Page and application data records:
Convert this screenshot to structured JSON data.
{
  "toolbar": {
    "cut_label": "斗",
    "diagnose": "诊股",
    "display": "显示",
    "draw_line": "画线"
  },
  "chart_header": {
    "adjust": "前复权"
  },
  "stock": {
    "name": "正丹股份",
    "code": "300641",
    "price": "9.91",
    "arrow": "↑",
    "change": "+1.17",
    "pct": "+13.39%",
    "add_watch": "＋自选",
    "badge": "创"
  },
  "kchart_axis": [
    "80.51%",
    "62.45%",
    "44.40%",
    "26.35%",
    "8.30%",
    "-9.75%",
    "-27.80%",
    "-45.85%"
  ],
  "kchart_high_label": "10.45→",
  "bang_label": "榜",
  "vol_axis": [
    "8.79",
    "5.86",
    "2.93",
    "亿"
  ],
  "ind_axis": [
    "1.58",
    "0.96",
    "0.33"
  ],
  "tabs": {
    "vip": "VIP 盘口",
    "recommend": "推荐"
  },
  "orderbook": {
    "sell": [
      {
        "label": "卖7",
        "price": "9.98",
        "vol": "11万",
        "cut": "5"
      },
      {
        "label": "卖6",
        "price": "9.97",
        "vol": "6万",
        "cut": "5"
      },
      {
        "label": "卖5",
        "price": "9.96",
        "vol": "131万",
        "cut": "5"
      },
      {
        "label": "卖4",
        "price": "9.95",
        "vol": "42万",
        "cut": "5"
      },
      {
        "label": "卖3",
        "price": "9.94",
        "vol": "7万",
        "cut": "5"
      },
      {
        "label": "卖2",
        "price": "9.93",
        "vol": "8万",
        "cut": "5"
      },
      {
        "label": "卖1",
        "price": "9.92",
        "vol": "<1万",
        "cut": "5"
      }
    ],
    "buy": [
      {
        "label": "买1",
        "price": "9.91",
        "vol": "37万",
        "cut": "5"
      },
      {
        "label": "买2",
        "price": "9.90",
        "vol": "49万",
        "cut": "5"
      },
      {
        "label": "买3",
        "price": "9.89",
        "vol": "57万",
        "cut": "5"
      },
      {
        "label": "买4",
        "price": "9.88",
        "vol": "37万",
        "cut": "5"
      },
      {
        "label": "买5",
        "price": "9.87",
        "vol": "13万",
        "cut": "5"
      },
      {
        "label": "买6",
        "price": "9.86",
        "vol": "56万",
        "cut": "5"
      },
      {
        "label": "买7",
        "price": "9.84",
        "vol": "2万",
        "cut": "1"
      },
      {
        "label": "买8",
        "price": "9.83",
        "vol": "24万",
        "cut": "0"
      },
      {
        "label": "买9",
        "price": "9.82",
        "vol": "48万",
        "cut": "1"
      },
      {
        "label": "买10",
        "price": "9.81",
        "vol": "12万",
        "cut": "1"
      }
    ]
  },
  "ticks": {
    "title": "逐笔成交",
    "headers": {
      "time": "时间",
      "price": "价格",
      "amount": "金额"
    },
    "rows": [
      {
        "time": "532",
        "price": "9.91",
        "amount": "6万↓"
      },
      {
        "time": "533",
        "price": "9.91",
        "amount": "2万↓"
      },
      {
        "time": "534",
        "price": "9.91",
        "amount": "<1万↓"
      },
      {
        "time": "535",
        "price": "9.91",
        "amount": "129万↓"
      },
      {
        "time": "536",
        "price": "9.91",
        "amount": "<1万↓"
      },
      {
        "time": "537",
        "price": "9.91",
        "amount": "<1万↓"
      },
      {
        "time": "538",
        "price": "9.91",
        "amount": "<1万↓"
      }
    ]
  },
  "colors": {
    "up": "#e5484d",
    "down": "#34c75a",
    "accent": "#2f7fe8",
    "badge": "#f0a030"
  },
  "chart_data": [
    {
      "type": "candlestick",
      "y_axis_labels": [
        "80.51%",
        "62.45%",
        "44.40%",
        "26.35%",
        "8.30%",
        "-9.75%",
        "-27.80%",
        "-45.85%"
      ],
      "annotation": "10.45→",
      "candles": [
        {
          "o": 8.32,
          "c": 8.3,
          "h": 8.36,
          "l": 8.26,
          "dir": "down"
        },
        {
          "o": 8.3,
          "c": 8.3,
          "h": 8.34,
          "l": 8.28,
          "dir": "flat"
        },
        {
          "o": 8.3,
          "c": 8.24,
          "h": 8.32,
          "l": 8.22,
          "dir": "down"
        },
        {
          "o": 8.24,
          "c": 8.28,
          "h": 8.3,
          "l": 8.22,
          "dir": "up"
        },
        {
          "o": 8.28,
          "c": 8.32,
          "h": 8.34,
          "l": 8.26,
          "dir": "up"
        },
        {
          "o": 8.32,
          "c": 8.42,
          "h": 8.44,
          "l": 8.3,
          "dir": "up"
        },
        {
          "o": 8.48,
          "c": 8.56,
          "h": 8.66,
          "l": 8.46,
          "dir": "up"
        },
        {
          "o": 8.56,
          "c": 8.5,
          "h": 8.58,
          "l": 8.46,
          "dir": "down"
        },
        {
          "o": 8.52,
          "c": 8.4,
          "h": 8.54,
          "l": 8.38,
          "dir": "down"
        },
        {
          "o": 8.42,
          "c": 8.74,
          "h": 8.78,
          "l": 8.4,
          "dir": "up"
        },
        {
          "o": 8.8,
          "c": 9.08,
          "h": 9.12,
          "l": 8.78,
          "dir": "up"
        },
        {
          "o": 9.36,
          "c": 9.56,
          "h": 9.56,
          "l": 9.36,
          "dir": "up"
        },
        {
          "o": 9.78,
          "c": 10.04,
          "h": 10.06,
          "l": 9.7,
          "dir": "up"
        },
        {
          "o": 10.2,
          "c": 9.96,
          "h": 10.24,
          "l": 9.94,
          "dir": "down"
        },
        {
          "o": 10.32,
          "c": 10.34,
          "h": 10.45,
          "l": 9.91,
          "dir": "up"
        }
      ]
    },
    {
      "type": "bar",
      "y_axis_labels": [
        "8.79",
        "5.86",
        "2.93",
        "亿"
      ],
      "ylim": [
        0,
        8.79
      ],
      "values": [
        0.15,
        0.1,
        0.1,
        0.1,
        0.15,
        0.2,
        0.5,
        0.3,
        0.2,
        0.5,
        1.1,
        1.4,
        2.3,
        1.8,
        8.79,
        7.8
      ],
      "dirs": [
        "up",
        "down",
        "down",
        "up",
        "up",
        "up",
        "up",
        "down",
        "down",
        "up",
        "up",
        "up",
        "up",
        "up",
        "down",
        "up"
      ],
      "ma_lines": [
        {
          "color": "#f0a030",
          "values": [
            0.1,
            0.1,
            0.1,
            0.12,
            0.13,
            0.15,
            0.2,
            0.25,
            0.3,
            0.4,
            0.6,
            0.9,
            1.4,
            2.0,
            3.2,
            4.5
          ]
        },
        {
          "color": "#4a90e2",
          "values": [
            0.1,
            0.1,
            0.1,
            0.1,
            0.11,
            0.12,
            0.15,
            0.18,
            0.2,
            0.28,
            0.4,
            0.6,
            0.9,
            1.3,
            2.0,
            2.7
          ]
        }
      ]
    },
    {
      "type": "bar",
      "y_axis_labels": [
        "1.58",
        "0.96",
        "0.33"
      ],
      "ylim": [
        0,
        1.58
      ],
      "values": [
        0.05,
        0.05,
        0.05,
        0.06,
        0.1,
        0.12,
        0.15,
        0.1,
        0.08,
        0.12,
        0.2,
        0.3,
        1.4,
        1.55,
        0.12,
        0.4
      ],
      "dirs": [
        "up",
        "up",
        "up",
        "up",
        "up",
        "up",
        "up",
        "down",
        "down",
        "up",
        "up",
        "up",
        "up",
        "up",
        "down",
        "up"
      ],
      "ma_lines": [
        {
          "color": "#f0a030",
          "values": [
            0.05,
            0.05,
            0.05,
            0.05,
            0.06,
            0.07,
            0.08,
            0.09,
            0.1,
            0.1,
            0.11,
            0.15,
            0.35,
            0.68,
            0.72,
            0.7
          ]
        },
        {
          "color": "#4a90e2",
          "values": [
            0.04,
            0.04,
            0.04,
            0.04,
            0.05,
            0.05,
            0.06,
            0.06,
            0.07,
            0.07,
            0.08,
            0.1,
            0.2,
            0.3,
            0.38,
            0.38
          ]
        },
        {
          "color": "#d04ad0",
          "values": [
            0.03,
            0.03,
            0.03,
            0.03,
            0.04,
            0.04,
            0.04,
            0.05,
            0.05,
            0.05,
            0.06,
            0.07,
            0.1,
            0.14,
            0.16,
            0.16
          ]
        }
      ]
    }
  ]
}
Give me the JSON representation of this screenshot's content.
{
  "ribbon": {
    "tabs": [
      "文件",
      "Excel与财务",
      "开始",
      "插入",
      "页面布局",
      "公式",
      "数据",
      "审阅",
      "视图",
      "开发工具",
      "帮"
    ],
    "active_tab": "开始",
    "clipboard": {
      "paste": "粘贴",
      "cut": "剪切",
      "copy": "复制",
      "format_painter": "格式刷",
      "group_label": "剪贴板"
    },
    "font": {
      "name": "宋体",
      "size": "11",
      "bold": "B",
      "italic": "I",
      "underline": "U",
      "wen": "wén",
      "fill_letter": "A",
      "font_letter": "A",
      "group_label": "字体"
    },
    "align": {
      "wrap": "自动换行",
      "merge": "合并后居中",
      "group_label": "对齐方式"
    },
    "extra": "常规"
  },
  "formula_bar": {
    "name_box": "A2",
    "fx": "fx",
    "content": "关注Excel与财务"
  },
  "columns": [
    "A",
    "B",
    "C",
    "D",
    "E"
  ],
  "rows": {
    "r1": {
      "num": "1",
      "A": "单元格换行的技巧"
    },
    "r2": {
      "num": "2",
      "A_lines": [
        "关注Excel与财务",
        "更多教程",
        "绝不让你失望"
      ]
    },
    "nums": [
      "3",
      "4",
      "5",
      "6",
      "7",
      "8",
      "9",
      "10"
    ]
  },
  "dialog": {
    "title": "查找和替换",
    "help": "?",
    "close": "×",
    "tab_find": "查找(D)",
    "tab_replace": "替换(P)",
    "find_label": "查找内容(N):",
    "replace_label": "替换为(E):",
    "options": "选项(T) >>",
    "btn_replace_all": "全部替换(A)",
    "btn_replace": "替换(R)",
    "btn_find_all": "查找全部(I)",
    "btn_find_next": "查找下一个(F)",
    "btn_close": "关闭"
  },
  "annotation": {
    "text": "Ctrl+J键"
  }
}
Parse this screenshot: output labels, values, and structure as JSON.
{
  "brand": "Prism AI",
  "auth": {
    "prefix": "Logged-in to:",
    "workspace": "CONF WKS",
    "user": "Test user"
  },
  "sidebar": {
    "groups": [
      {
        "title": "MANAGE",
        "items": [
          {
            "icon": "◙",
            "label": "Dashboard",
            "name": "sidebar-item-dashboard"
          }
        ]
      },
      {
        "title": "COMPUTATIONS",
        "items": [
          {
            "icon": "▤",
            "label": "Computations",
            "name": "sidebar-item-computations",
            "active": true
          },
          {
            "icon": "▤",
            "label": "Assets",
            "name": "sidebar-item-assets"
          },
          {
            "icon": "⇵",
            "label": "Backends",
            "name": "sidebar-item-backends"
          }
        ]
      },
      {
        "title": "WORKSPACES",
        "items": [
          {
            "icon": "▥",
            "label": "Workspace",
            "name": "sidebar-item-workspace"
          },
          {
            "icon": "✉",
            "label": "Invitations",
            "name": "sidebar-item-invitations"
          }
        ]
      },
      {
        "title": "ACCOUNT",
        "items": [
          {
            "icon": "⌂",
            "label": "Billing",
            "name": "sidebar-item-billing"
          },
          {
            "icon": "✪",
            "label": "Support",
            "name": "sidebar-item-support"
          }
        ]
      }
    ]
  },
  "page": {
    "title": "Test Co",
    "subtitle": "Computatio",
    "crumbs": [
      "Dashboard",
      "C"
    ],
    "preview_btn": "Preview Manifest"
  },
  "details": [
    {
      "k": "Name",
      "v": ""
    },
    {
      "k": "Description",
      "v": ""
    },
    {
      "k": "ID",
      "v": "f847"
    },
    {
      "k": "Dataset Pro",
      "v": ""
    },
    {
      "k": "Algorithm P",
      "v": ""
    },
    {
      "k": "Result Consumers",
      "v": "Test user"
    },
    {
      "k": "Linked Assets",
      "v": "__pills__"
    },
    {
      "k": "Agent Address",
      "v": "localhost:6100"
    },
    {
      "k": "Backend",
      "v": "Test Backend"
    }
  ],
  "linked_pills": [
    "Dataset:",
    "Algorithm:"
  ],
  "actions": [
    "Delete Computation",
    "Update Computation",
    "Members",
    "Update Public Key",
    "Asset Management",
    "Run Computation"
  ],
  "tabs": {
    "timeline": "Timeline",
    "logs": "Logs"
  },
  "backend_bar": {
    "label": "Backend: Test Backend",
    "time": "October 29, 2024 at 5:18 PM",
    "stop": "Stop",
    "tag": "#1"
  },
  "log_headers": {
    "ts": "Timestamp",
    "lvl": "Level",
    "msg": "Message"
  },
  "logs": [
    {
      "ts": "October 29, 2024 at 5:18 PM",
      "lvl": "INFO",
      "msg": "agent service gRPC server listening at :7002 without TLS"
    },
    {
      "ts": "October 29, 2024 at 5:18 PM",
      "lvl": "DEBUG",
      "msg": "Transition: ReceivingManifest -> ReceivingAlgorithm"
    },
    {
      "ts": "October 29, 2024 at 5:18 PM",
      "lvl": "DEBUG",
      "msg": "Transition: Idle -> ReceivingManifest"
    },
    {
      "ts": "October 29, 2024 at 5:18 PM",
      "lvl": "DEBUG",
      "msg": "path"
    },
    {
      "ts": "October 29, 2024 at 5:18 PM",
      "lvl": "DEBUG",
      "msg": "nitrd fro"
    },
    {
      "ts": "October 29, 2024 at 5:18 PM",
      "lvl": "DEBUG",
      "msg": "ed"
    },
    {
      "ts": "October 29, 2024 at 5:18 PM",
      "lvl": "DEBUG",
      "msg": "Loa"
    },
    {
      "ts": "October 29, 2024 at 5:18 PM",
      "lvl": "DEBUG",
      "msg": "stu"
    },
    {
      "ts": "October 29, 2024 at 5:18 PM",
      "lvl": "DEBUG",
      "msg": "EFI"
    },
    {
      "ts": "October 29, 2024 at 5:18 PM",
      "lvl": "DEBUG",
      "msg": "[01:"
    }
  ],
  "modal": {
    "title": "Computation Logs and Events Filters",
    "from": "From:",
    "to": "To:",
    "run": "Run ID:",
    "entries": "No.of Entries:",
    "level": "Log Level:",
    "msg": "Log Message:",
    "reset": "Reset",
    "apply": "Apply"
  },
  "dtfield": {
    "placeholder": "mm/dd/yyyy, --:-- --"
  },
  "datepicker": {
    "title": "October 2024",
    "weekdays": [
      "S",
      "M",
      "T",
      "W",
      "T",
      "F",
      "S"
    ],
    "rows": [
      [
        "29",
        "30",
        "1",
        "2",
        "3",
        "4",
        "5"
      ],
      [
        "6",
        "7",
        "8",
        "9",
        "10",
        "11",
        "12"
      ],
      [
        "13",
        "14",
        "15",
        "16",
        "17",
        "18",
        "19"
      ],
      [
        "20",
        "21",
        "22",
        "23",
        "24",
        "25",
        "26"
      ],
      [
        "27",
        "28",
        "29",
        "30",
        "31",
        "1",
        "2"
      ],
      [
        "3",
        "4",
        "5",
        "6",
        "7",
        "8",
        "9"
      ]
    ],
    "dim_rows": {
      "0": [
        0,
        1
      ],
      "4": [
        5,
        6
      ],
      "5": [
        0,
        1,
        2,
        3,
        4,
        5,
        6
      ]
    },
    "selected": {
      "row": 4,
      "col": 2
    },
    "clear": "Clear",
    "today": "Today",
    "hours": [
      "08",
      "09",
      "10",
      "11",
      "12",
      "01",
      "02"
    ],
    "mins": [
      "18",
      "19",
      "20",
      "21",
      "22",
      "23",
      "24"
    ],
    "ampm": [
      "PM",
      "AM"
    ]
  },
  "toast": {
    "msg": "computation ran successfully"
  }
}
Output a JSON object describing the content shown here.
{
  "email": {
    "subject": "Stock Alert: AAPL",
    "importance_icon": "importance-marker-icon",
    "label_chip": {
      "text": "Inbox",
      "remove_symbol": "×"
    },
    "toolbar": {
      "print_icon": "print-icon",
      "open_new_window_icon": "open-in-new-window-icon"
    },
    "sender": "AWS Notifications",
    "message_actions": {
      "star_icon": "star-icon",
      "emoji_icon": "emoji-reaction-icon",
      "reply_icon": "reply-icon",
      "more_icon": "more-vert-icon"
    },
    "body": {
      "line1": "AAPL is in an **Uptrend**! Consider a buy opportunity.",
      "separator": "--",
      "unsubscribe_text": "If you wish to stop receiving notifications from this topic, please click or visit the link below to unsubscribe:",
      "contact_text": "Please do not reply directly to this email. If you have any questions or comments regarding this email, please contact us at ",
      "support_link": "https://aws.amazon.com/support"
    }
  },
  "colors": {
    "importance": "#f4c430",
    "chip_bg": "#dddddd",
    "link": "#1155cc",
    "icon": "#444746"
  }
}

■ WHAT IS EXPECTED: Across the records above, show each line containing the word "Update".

■ ANSWER BOX:
    "Update Computation",
    "Update Public Key",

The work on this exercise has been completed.